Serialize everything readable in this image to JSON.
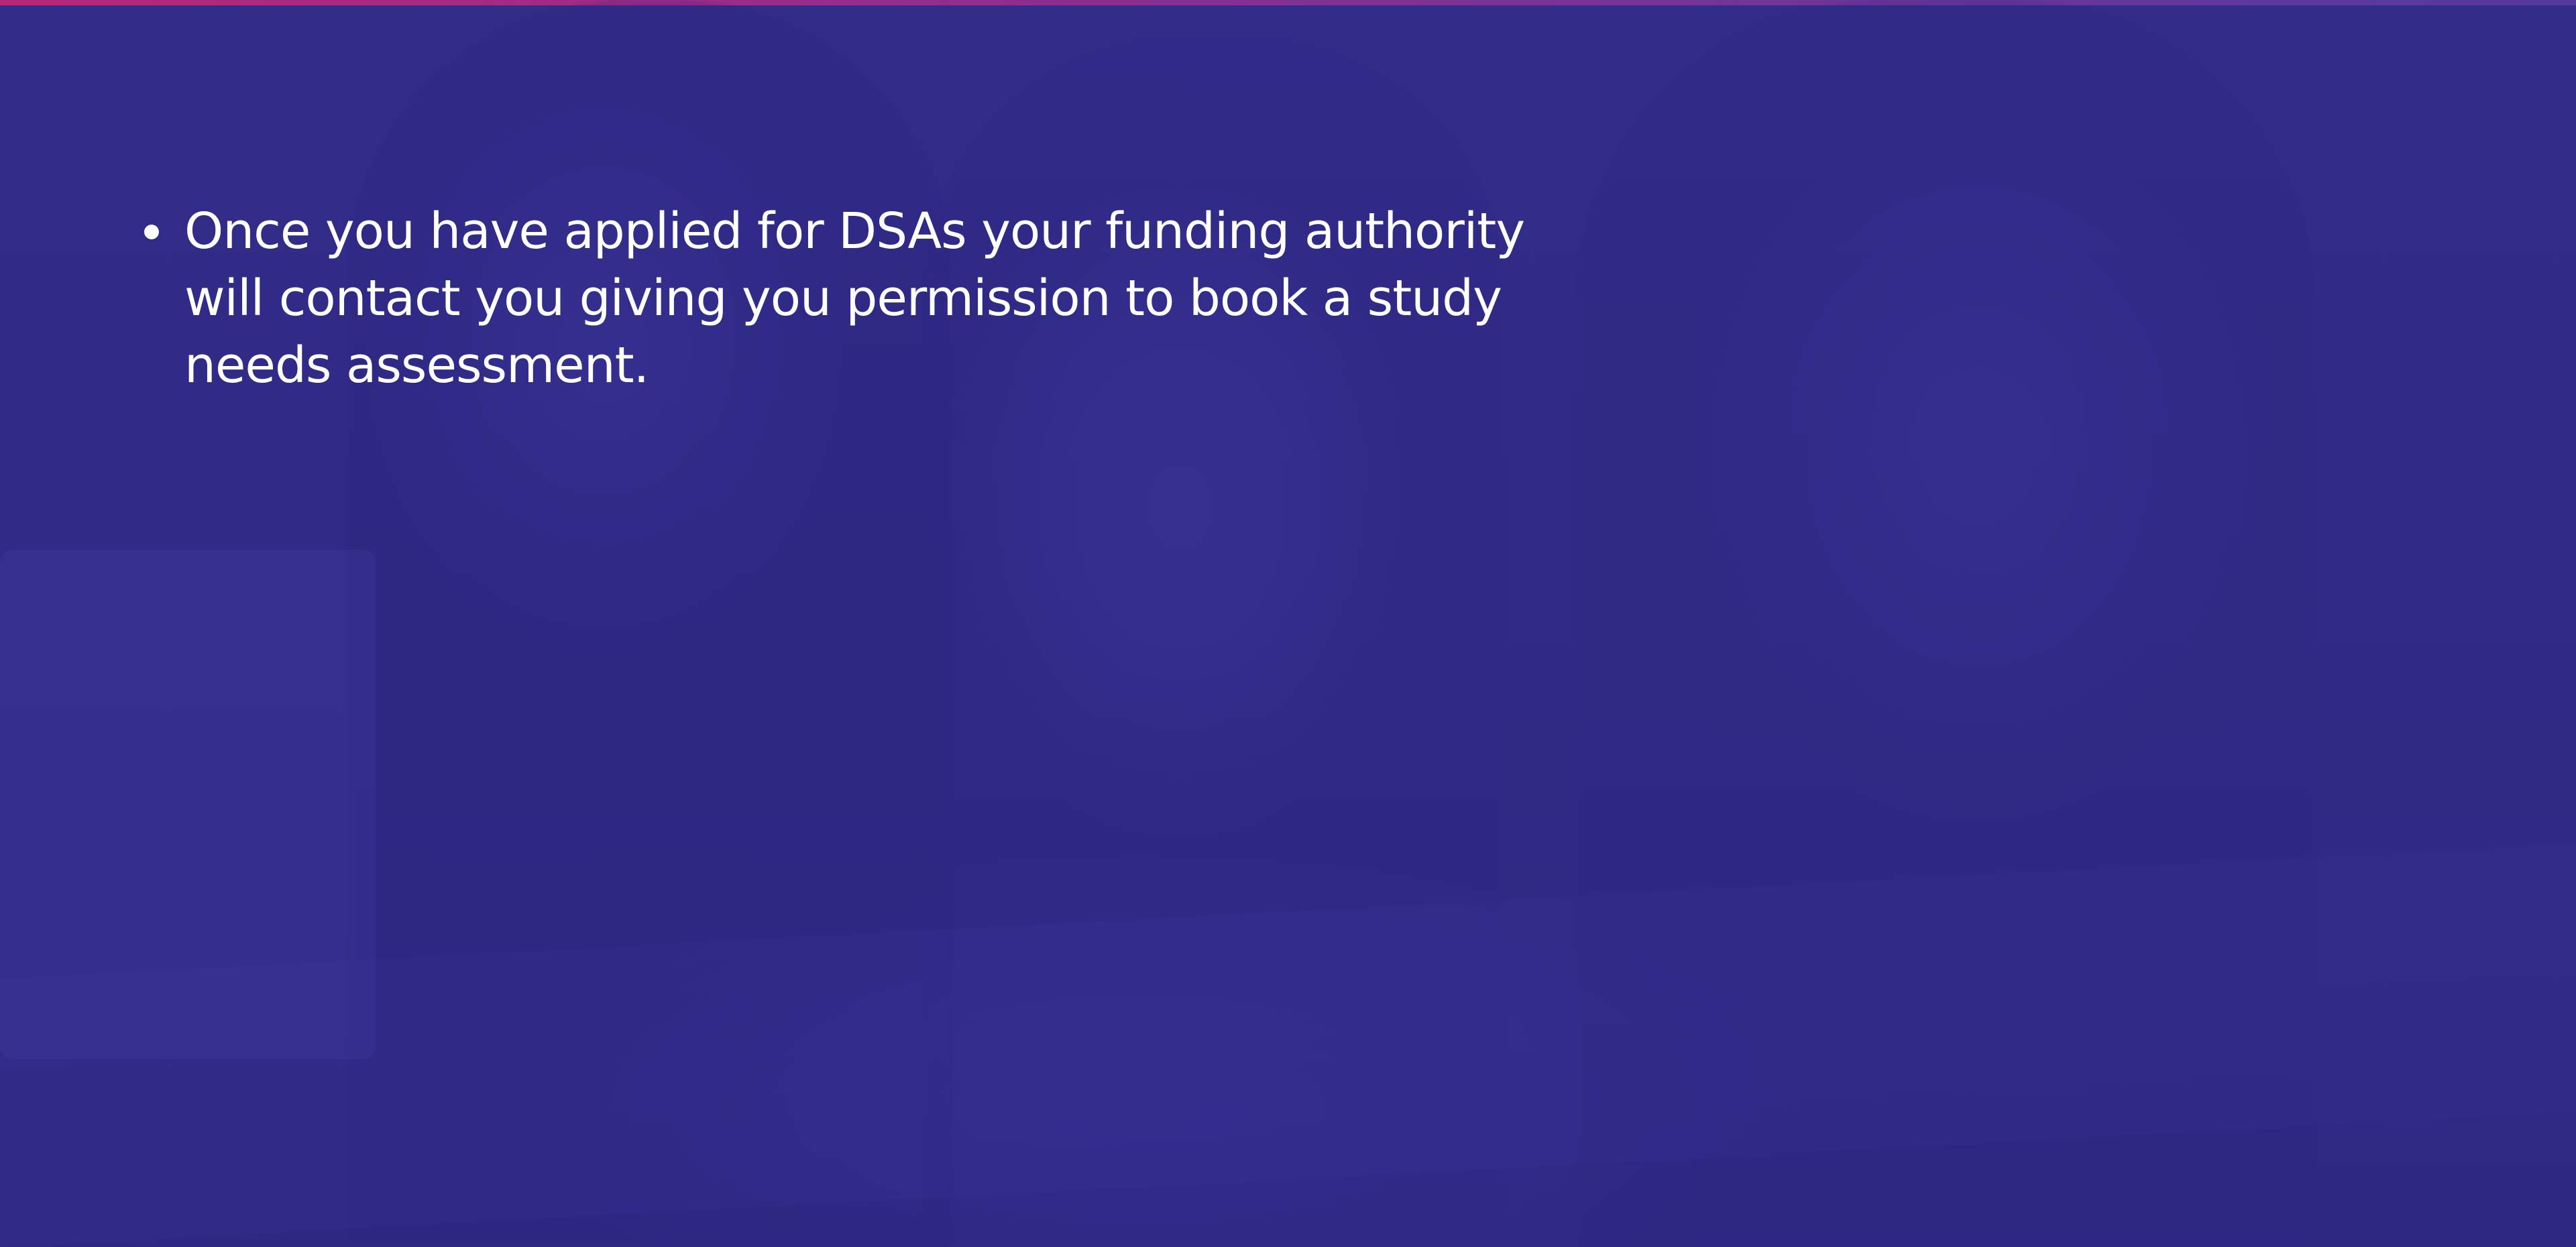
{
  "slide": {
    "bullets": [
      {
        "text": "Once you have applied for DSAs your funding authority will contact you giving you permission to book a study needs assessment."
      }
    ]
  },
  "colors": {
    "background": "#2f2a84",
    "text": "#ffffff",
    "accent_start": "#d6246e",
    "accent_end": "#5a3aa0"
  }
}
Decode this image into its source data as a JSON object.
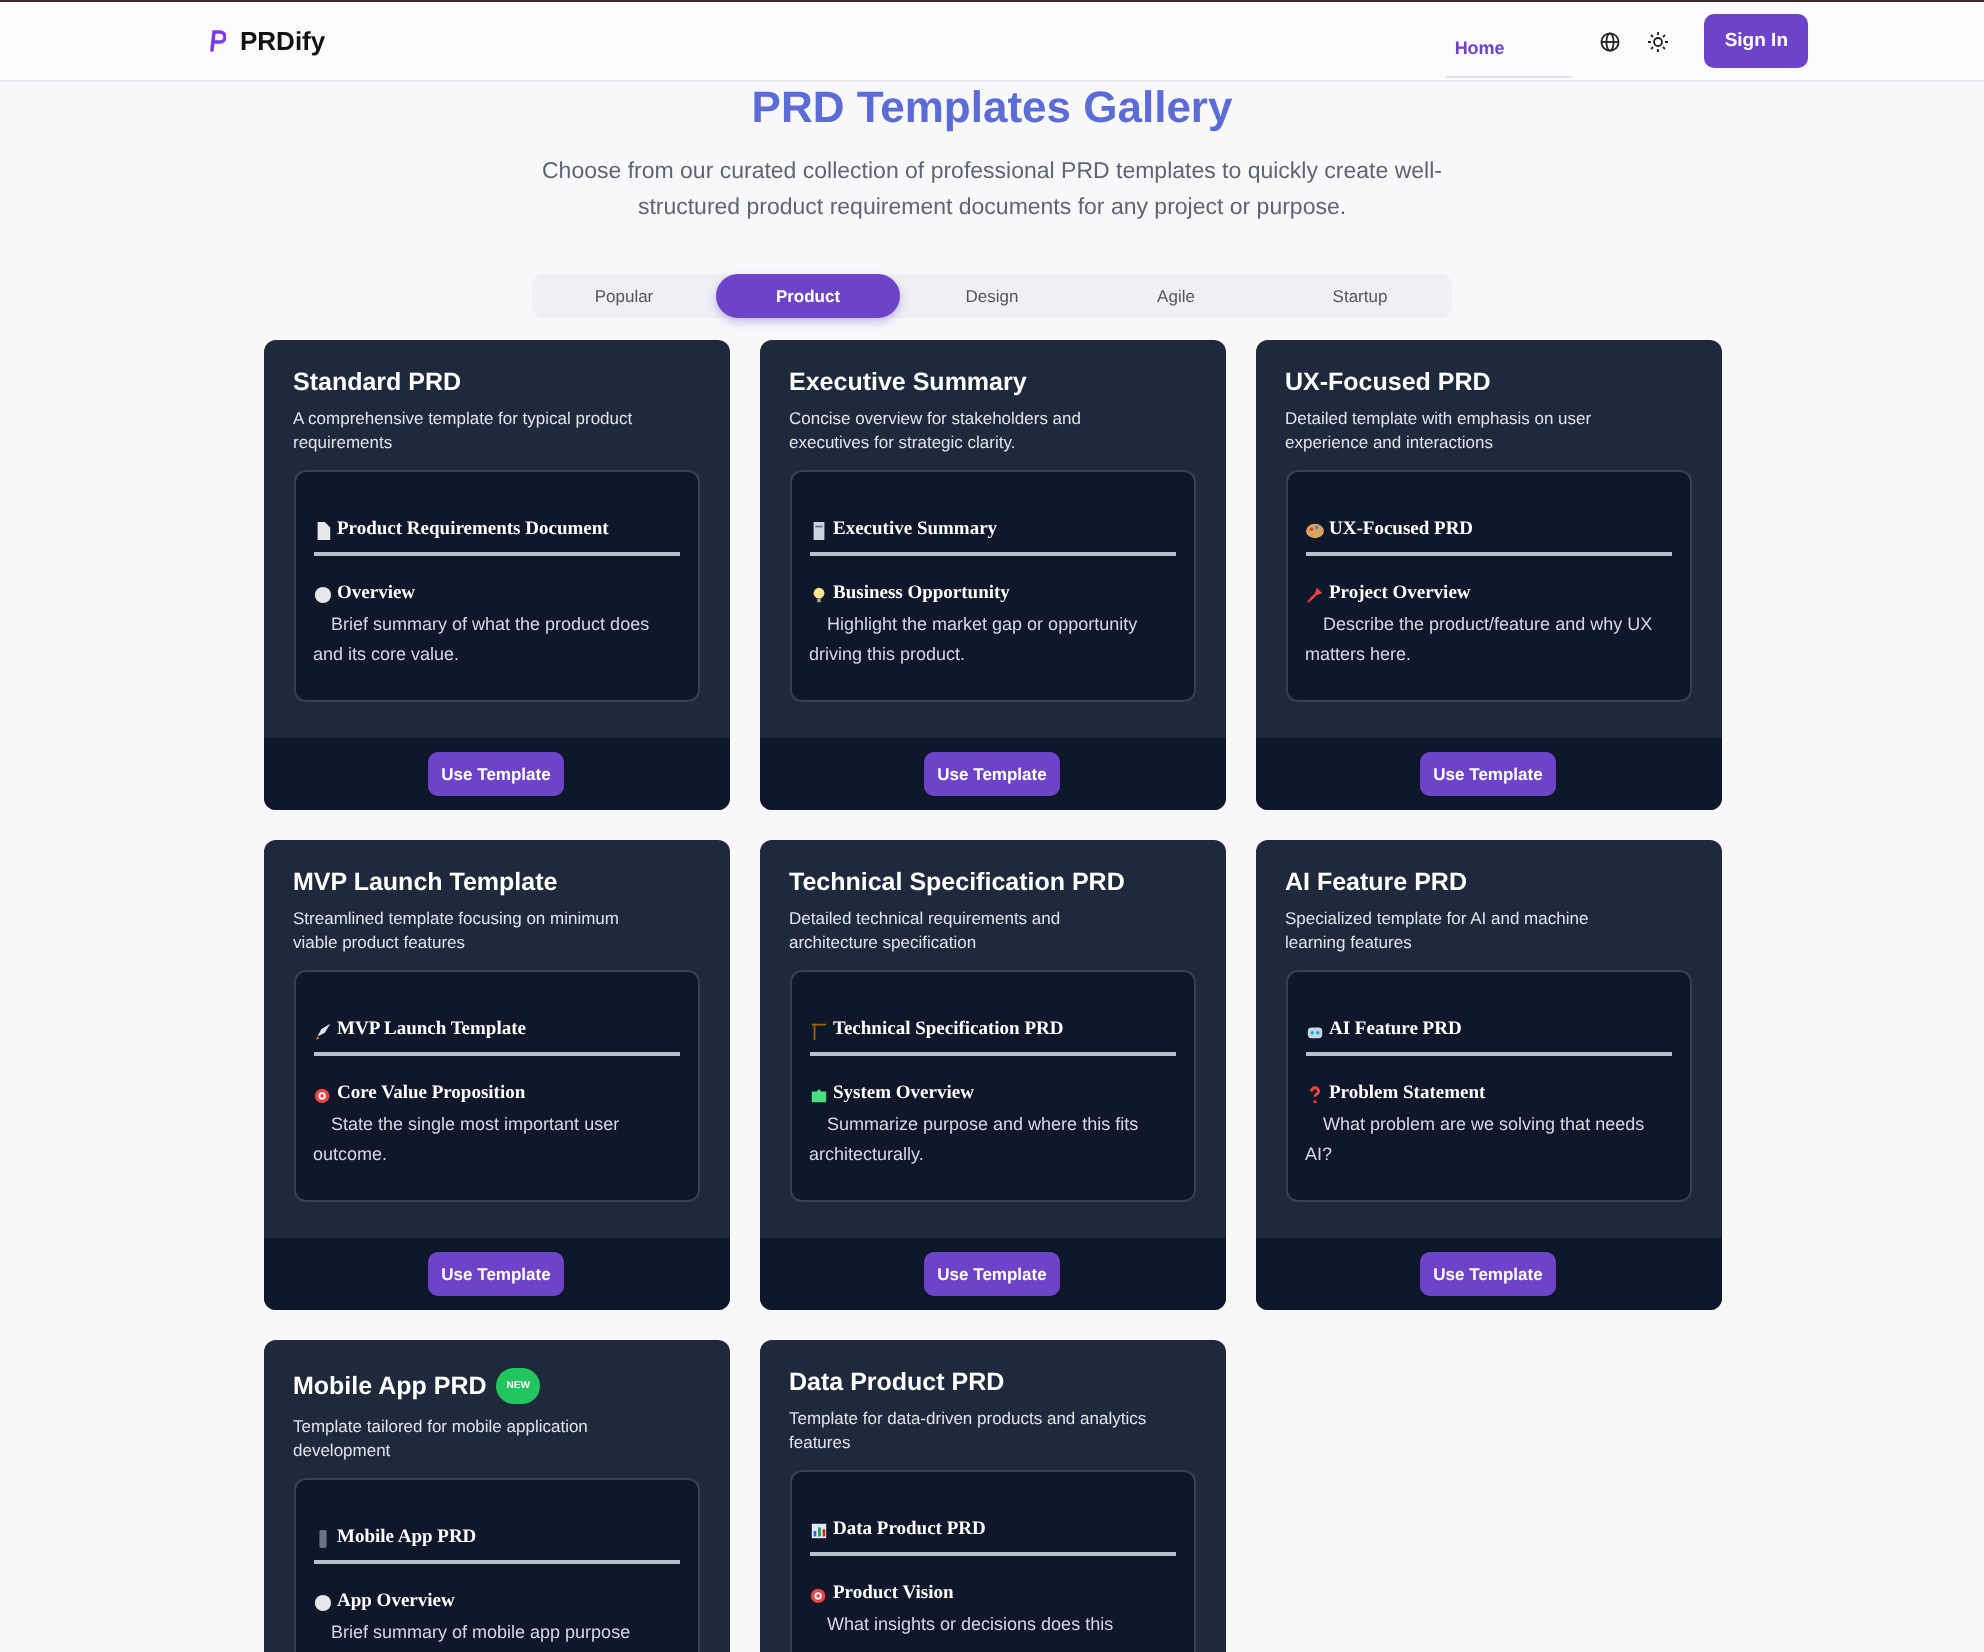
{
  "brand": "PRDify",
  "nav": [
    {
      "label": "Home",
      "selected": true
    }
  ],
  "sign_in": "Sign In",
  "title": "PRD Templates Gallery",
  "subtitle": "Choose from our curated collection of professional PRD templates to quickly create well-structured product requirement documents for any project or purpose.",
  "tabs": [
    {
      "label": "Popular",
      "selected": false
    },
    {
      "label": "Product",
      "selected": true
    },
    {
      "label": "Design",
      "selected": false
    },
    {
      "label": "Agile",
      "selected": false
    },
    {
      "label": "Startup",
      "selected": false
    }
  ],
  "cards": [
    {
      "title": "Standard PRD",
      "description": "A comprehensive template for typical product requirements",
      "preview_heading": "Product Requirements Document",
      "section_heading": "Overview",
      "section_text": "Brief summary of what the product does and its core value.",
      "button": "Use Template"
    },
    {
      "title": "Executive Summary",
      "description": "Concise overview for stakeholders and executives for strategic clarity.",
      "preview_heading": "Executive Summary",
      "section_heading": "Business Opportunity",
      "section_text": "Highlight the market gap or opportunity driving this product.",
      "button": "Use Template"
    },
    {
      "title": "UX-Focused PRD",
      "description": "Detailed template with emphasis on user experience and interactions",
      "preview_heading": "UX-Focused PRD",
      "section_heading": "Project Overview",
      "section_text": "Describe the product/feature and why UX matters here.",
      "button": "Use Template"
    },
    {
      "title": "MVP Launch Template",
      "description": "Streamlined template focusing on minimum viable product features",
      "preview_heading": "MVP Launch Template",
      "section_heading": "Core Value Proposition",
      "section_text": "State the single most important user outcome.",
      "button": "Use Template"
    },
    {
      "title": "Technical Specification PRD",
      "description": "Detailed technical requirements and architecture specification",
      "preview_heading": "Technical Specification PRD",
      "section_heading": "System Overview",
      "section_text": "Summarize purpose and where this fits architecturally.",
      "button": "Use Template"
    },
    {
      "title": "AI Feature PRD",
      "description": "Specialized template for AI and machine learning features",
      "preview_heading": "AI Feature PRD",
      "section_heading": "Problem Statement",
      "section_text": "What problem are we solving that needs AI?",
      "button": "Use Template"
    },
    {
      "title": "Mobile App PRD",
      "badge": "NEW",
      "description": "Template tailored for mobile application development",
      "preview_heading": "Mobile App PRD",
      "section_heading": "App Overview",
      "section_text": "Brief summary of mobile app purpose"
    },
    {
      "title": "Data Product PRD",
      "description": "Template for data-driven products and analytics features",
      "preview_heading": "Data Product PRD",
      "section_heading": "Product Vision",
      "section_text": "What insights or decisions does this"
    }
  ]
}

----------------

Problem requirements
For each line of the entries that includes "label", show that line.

Output below
      "label": "Home",
      "label": "Popular",
      "label": "Product",
      "label": "Design",
      "label": "Agile",
      "label": "Startup",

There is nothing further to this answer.